When voters go to the polls to decide on a slate of candidates for the Mecklenburg County Board of Commissioners, there will be lots of names to consider.
Some said it's a person who is not running who's driving much of the debate.
“I think this is a referendum on the Nick Mackey issue, absolutely,” said Commissioner Norman Mitchell.
Mitchell is the 10-year incumbent in west Charlotte's District 2. He has never faced serious opposition.
Mitchell didn't support Mackey, the black attorney who lost a controversial bid to become Mecklenburg County's sheriff late last year.
For months, disagreements about Mackey’s character and qualifications led to a deep divide among blacks and whites and also among blacks themselves -- a divide so deep that some black leaders promised retribution at the polls to those commissioners who voted against Mackey.
“We were told if we did not support Nick Mackey, ‘We will have someone to run against you in the upcoming election.’ And if I had to take that same vote today, I would take the same vote (against Mackey),” Mitchell said.
School board member Vilma Leake stood with Mackey during his run for sheriff.
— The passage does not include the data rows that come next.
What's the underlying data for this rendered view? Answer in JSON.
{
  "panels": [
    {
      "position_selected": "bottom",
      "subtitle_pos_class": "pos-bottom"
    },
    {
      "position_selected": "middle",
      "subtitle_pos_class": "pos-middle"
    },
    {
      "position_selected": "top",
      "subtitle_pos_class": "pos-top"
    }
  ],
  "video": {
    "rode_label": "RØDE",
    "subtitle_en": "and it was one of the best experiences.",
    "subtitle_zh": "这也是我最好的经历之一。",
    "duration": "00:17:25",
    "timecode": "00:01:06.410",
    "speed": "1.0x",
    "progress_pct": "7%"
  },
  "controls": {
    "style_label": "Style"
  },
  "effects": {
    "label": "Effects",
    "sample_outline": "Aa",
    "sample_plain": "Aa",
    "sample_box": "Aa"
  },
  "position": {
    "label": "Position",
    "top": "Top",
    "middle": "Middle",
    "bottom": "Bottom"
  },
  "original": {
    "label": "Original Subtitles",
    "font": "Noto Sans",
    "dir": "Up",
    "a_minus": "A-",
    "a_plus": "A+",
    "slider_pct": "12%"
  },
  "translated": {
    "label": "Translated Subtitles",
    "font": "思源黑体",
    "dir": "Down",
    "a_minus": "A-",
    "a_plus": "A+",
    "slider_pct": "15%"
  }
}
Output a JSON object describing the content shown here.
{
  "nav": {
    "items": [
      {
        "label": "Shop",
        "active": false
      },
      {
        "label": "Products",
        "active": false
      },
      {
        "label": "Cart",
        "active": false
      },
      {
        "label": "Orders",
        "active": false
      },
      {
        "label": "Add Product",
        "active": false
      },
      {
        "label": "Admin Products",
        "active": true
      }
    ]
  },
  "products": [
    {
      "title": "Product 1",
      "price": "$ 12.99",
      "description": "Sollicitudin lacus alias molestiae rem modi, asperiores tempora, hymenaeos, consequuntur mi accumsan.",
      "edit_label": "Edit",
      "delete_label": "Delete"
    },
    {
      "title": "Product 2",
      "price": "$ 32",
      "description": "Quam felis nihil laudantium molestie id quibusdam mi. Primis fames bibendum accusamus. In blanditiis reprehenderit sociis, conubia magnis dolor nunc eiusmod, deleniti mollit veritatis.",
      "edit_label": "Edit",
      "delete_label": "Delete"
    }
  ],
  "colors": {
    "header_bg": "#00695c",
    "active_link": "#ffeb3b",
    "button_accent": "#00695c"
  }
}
She's now running to unseat longtime friend Mitchell in District 2, but she insists it's not because of Mackey.
“It's not about Mr. Mackey. Mr. Mackey's issue is over. We have a sheriff. I respect the gentleman and I respect Mr. Mitchell, but I feel that I'm the better candidate to serve our people,” she said.
Leake has bought billboard ads, and she said she has a grassroots committee of over 100 volunteers.
Mitchell touts his positions supporting veterans and elderly causes.
How much the Mackey issue still hangs over the county commission race is unclear. Commission Chairwoman Jennifer Roberts is one of five Democrats running for three at-large seats and her leadership during the sheriff's process also angered a segment of the black community, but she said she sees less evidence it will still be a factor on Election Day.
“I'm not hearing as much about it. In fact, I have a lot of people who come up to me and say, ‘I was behind you all the way,’” she said.
For all of those running for county commission, the biggest challenge may be being heard at all as the voices of presidential candidates Hillary Clinton and Barack Obama continue dominating headlines and airwaves.
In all, there are 19 men and women running for nine county commission seats. Three incumbents, Valerie Woodard, Dumont Clark and Bill James, are running unopposed.